505 341

[+] saved to: test/


[*] random-099
[x] generate input...
[x] time: 0.036598 sec
9 2767
868 762
279 388
249 673
761 227
958 971
589 590
34 100
689 635
781 361

[+] saved to: test/

$ cat tle.cpp
#include <bits/stdc++.h>
#define REP(i, n) for (int i = 0; (i) < (int)(n); ++ (i))
using namespace std;

int main() {
    // input
    int N, W; cin >> N >> W;
    vector<int> v(N), w(N);
    REP (i, N) {
        cin >> v[i] >> w[i];

    // solve
    int answer = 0;
    REP (x, 1 << N) {
        int sum_v = 0;
        int sum_w = 0;
        REP (i, N) if (x & (1 << i)) {
            sum_v += v[i];
            sum_w += w[i];
        if (sum_w <= W) {
            answer = max(answer, sum_v);

    // output
    cout << answer << endl;
    return 0;

$ g++ tle.cpp -o tle

$ oj g/o -c ./tle
[*] 102 cases found

[*] random-000
[x] time: 0.003198 sec

[+] saved to: test/random-000.out


[*] random-099
[x] time: 0.005680 sec

[+] saved to: test/random-099.out

[*] sample-1
[*] output file already exists.
[*] skipped.

[*] sample-2
[*] output file already exists.
[*] skipped.

The basic feature of oj g/i ./ is almost equivalent to for i in $(seq 100) ; do ./ > test/random-$ ;. And the basic feature of oj g/o is almost equivalent to for i in test/*.in ; do ./a.out < $f > ${f/.in/.out} ; done. There are some ways such as --hack option and parallelization option -j, etc., for cases where it is difficult to find hacking cases.

Test for problems with special judge

  • Problems with accepted errors

    You can use the -e option for problems with errors, e.g. problems which accept answers which absolute or relative error are within 10⁻⁶. In this case, use oj t -e 1e-6.

  • Problems with multiple solutions

    You can validate simply by using assert in your solution.

    Also, you can write a program for the judge side, and use it for test.
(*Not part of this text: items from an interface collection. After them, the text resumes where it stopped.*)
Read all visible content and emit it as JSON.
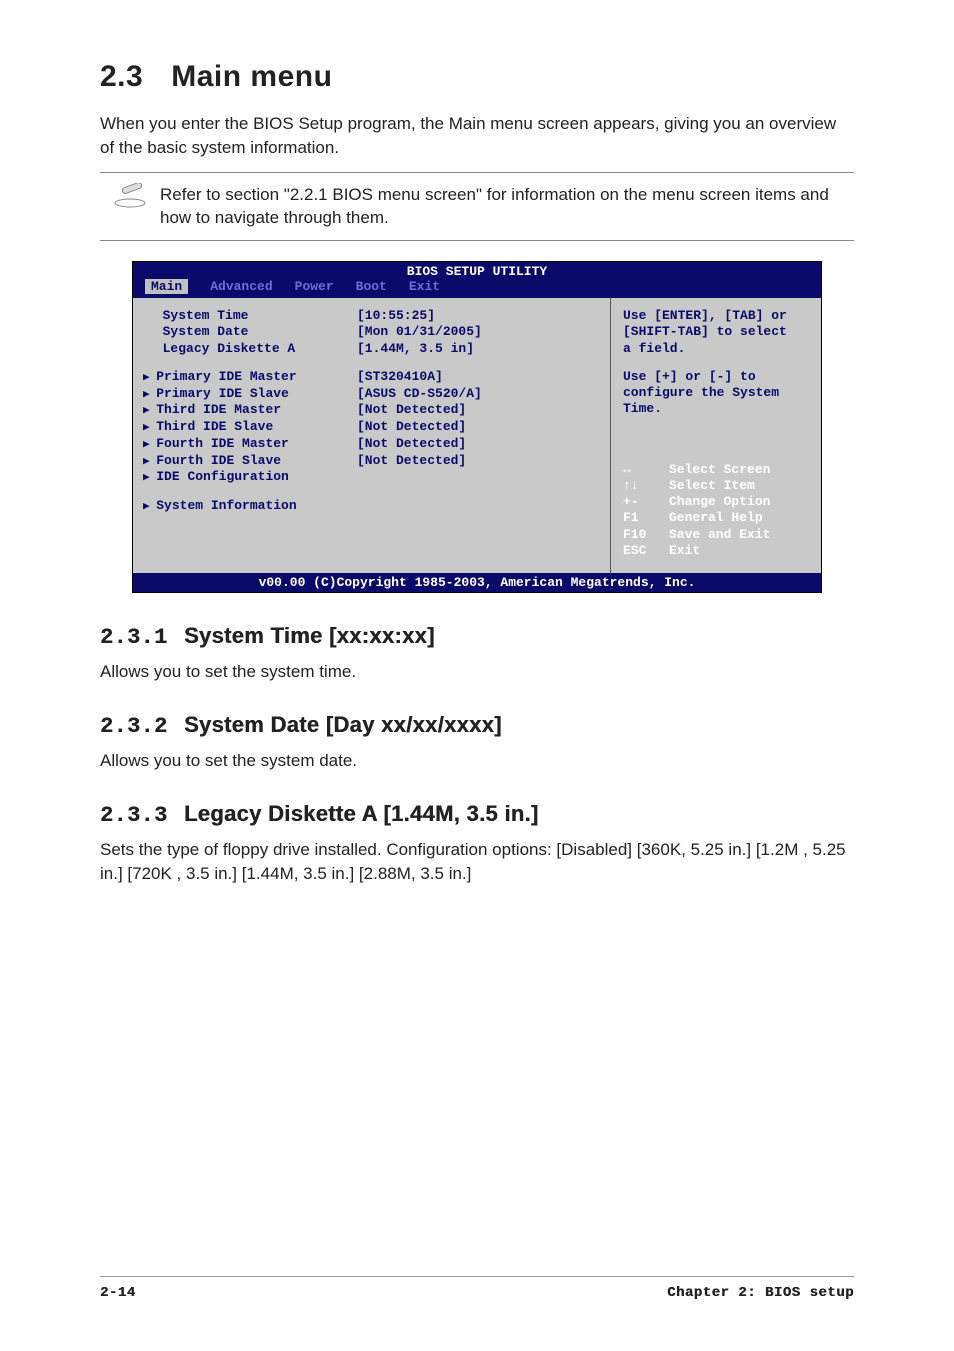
{
  "header": {
    "title_num": "2.3",
    "title_text": "Main menu"
  },
  "intro": "When you enter the BIOS Setup program, the Main menu screen appears, giving you an overview of the basic system information.",
  "note": "Refer to section \"2.2.1  BIOS menu screen\" for information on the menu screen items and how to navigate through them.",
  "bios": {
    "title": "BIOS SETUP UTILITY",
    "tabs": [
      "Main",
      "Advanced",
      "Power",
      "Boot",
      "Exit"
    ],
    "rows_top": [
      {
        "label": "System Time",
        "value": "[10:55:25]"
      },
      {
        "label": "System Date",
        "value": "[Mon 01/31/2005]"
      },
      {
        "label": "Legacy Diskette A",
        "value": "[1.44M, 3.5 in]"
      }
    ],
    "rows_mid": [
      {
        "label": "Primary IDE Master",
        "value": "[ST320410A]"
      },
      {
        "label": "Primary IDE Slave",
        "value": "[ASUS CD-S520/A]"
      },
      {
        "label": "Third IDE Master",
        "value": "[Not Detected]"
      },
      {
        "label": "Third IDE Slave",
        "value": "[Not Detected]"
      },
      {
        "label": "Fourth IDE Master",
        "value": "[Not Detected]"
      },
      {
        "label": "Fourth IDE Slave",
        "value": "[Not Detected]"
      },
      {
        "label": "IDE Configuration",
        "value": ""
      }
    ],
    "rows_bot": [
      {
        "label": "System Information",
        "value": ""
      }
    ],
    "help1_l1": "Use [ENTER], [TAB] or",
    "help1_l2": "[SHIFT-TAB] to select",
    "help1_l3": "a field.",
    "help2_l1": "Use [+] or [-] to",
    "help2_l2": "configure the System",
    "help2_l3": "Time.",
    "nav": [
      {
        "key": "↔",
        "act": "Select Screen"
      },
      {
        "key": "↑↓",
        "act": "Select Item"
      },
      {
        "key": "+-",
        "act": "Change Option"
      },
      {
        "key": "F1",
        "act": "General Help"
      },
      {
        "key": "F10",
        "act": "Save and Exit"
      },
      {
        "key": "ESC",
        "act": "Exit"
      }
    ],
    "footer": "v00.00 (C)Copyright 1985-2003, American Megatrends, Inc."
  },
  "sections": [
    {
      "num": "2.3.1",
      "title": "System Time [xx:xx:xx]",
      "body": "Allows you to set the system time."
    },
    {
      "num": "2.3.2",
      "title": "System Date [Day xx/xx/xxxx]",
      "body": "Allows you to set the system date."
    },
    {
      "num": "2.3.3",
      "title": "Legacy Diskette A [1.44M, 3.5 in.]",
      "body": "Sets the type of floppy drive installed. Configuration options: [Disabled] [360K, 5.25 in.] [1.2M , 5.25 in.] [720K , 3.5 in.] [1.44M, 3.5 in.] [2.88M, 3.5 in.]"
    }
  ],
  "footer": {
    "left": "2-14",
    "right": "Chapter 2: BIOS setup"
  }
}
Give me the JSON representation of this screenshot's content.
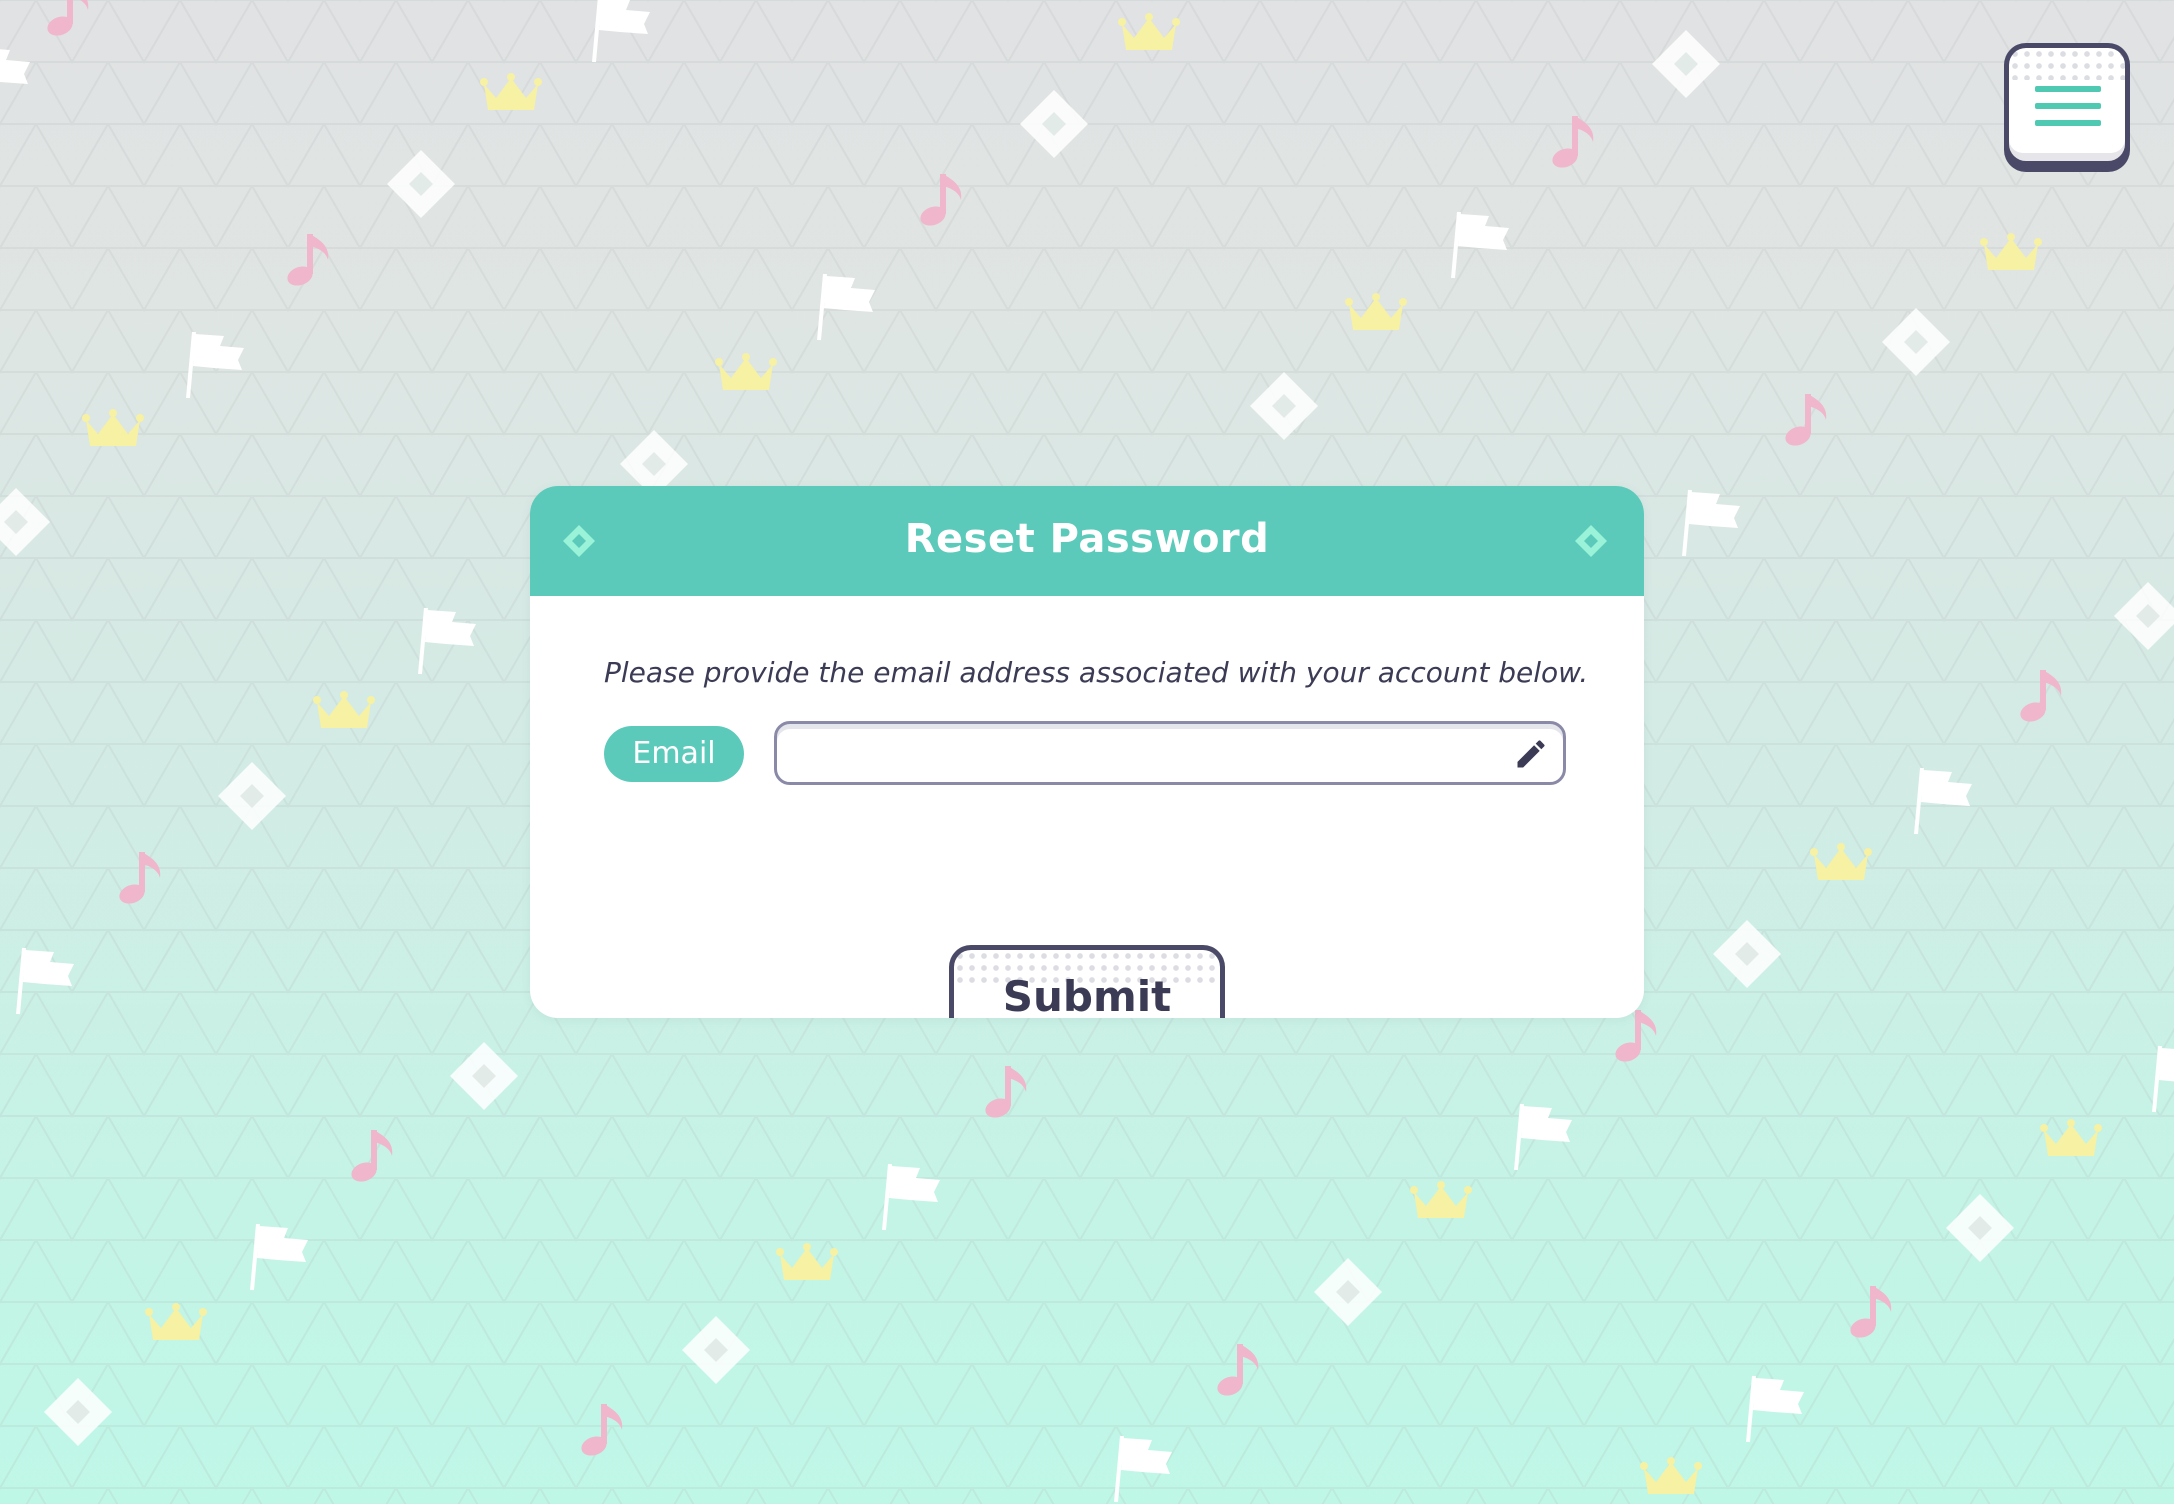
{
  "page": {
    "background_top": "#e1e2e3",
    "background_bottom": "#bff7e7"
  },
  "menu": {
    "icon": "hamburger-menu-icon"
  },
  "dialog": {
    "title": "Reset Password",
    "accent_color": "#5bcaba",
    "instruction": "Please provide the email address associated with your account below.",
    "email_label": "Email",
    "email_value": "",
    "email_placeholder": "",
    "email_field_icon": "pencil-icon",
    "submit_label": "Submit"
  },
  "decorations": {
    "icons": [
      "music-note-icon",
      "flag-icon",
      "crown-icon",
      "diamond-icon"
    ],
    "colors": {
      "music_note": "#f0b6cc",
      "flag": "#ffffff",
      "crown": "#f6f1a3",
      "diamond": "#ffffff"
    }
  }
}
For example, if the problem is, write the following program as the judge program and save it as, then oj t --judge-command "python3" will run the tests.

  import sys
  # input
  with open(sys.argv[1]) as testcase:
      A, B, C, D, E, F = list(map(int, testcase.readline().split()))
  with open(sys.argv[2]) as your_output:
      y_all, y_sugar = list(map(int, your_output.readline().split()))
  with open(sys.argv[3]) as expected_output:
      e_all, e_sugar = list(map(int, expected_output.readline().split()))
  # check
  assert 100 * A <= y_all <= F
  y_water = y_all - y_sugar
  assert any(100 * A * i + 100 * B * j == y_water for i in range(3001) for j in range(3001))
  assert any(C * i + D * j == y_sugar for i in range(3001) for j in range(3001))
  assert y_sugar <= E * y_water / 100
  assert y_sugar * e_all == e_sugar * y_all
  assert (e_sugar > 0 and y_sugar == 0) is False

A program for judge can get the input of a testcase, the output of your program, and the expected output of the testcase, via files.
The command for judge is executed as ``<command> <input> <your_output> <expected_output>``. ``<command>`` is the command specified via the option of ``oj`` command.
``<input>``, ``<your_output>``, and ``<expected_output>`` are file paths of the input of the testcase, the output of your program, and the expected output of the testcase, respectively.
If the exit code of the judge command is 0, then the output becomes ``AC``, otherwise ``WA``.
  • Reactive problems

   There is a problem submitting a program that works interactively with the judge program.    The command oj t/r is provided to run tests for such a problem.

    For example, if the problem is, write the following program as the judge program and save it as and run oj t/r ./ command.

#!/usr/bin/env python3
import sys
import random
n = random.randint(1, 10 ** 6)
print('[*] n =', n, file=sys.stderr)
for i in range(25 + 1):
    s = input()
    if s.startswith('!'):
        x = int(s.split()[1])
        assert x == n
        print('<' if n < int(s) else '>=')
assert False

List of supported services

Supported service as of v8.0.0 (2020-02-14) is as follows.

Download sample (oj d):

Login (oj login):

  • All services (when using Selenium)

  • AtCoder (direct password input)

  • Codeforces (direct password input)

Submit (oj s)

  • AtCoder

  • Codeforces

  • Topcoder (Marathon Match)

  • yukicoder

  • HackerRank

  • Toph (Problem Archive)

Download system case (oj d --system):

  • Aizu Online Judge

  • yukicoder

Missing features

(Omitted. Read the Japanese version of this page.)